SOUTH PORTLAND — Since its inception last May, a pilot program to collect food waste has increased recycling rates in two participating neighborhoods.
About 600 households in the Knightville and Meetinghouse Hill neighborhoods received 6-gallon buckets to use for curbside compost collection. Additional bins were set up at the transfer station on Highland Avenue for residents who do not live in the pilot-program zones.
The city and ecomaine, the regional waste management service, estimate up to a third of household waste is from food.
Recycling has increased in the two neighborhoods by nearly 10 percent, from 29 percent to 38 percent, and 30 tons of waste were collected from May to November, 2017, according to data provided by the city’s sustainability office.
Four tons of food waste have also been collected at the transfer station.
The compost is delivered to ecomaine, aggregated with business food waste, and then sent to Exeter Agri-Energy in Exeter, where it is combined with cow manure in an anaerobic digester. The machine converts the matter into electricity, a liquid by-product for fertilizer, and a solid material for animal bedding or compost.

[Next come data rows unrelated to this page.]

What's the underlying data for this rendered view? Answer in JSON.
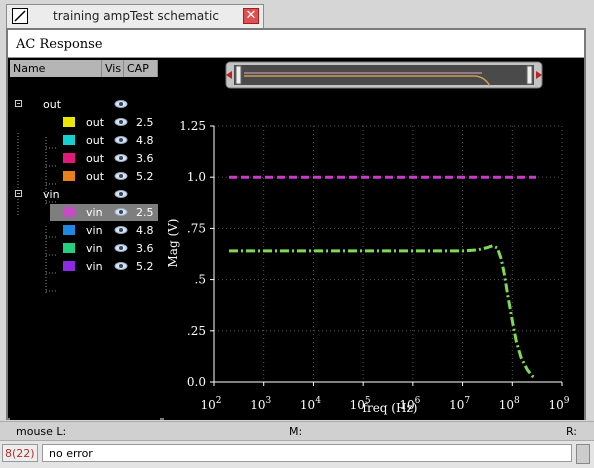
{
  "window": {
    "tab_title": "training ampTest schematic",
    "close_glyph": "✕"
  },
  "panel": {
    "title": "AC Response",
    "columns": {
      "name": "Name",
      "vis": "Vis",
      "cap": "CAP"
    },
    "groups": [
      {
        "label": "out",
        "traces": [
          {
            "label": "out",
            "cap": "2.5",
            "color": "#e8e800"
          },
          {
            "label": "out",
            "cap": "4.8",
            "color": "#14d0d0"
          },
          {
            "label": "out",
            "cap": "3.6",
            "color": "#e0197a"
          },
          {
            "label": "out",
            "cap": "5.2",
            "color": "#e8801a"
          }
        ]
      },
      {
        "label": "vin",
        "traces": [
          {
            "label": "vin",
            "cap": "2.5",
            "color": "#c64cc6",
            "selected": true
          },
          {
            "label": "vin",
            "cap": "4.8",
            "color": "#1e88e5"
          },
          {
            "label": "vin",
            "cap": "3.6",
            "color": "#22d080"
          },
          {
            "label": "vin",
            "cap": "5.2",
            "color": "#8a2be2"
          }
        ]
      }
    ]
  },
  "status": {
    "mouse_l": "mouse L:",
    "mouse_m": "M:",
    "mouse_r": "R:",
    "line_no": "8(22)",
    "message": "no error"
  },
  "chart_data": {
    "type": "line",
    "xlabel": "freq (Hz)",
    "ylabel": "Mag (V)",
    "xscale": "log",
    "xlim": [
      100,
      1000000000
    ],
    "ylim": [
      0,
      1.25
    ],
    "x_tick_exponents": [
      2,
      3,
      4,
      5,
      6,
      7,
      8,
      9
    ],
    "x_tick_base": "10",
    "y_ticks": [
      "0.0",
      ".25",
      ".5",
      ".75",
      "1.0",
      "1.25"
    ],
    "y_tick_values": [
      0,
      0.25,
      0.5,
      0.75,
      1.0,
      1.25
    ],
    "grid": true,
    "series": [
      {
        "color": "#c83cc8",
        "dash": "8,4",
        "points": [
          [
            200,
            1.0
          ],
          [
            300000000,
            1.0
          ]
        ]
      },
      {
        "color": "#7ed957",
        "dash": "9,3,2,3",
        "points": [
          [
            200,
            0.64
          ],
          [
            1000000,
            0.64
          ],
          [
            10000000,
            0.64
          ],
          [
            20000000,
            0.645
          ],
          [
            30000000,
            0.655
          ],
          [
            40000000,
            0.665
          ],
          [
            50000000,
            0.655
          ],
          [
            60000000,
            0.6
          ],
          [
            70000000,
            0.52
          ],
          [
            80000000,
            0.43
          ],
          [
            100000000,
            0.3
          ],
          [
            120000000,
            0.2
          ],
          [
            150000000,
            0.12
          ],
          [
            200000000,
            0.06
          ],
          [
            250000000,
            0.03
          ],
          [
            300000000,
            0.02
          ]
        ]
      }
    ]
  }
}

Julie Rosenbach, South Portland’s sustainability coordinator, said at the beginning of the program that the objective is to gather data on participation, waste diversion, and the cost-effectiveness of adding curbside food waste collection to the city’s waste management program. The city is aiming to recycle 40 percent of its waste by the year 2020, she said.
She said the program has been well received, and feedback has been positive.
Rosenbach said food waste is a large portion of trash collected by the city, and even though about a third of people in the neighborhoods using the program also compost, waste such as meat and oil that do not break down in backyard composting can be picked up by the city.
She said there is a 37 percent set-out rate of households who use the buckets each week, but said the participation rate is slightly higher.
The pilot program has cost the city about $40,000, she said.
Rosenbach said the goal is to take the program citywide, and residents in other neighborhoods have inquired about its expansion.
Residents will be surveyed both before and after the program to gather feedback she said.
A compost bucket a South Portland curb along with the city’s trash and recycling bins. The city is conducting a pilot program to collect food waste in an effort to increase recycling rates to 40 percent by 2020.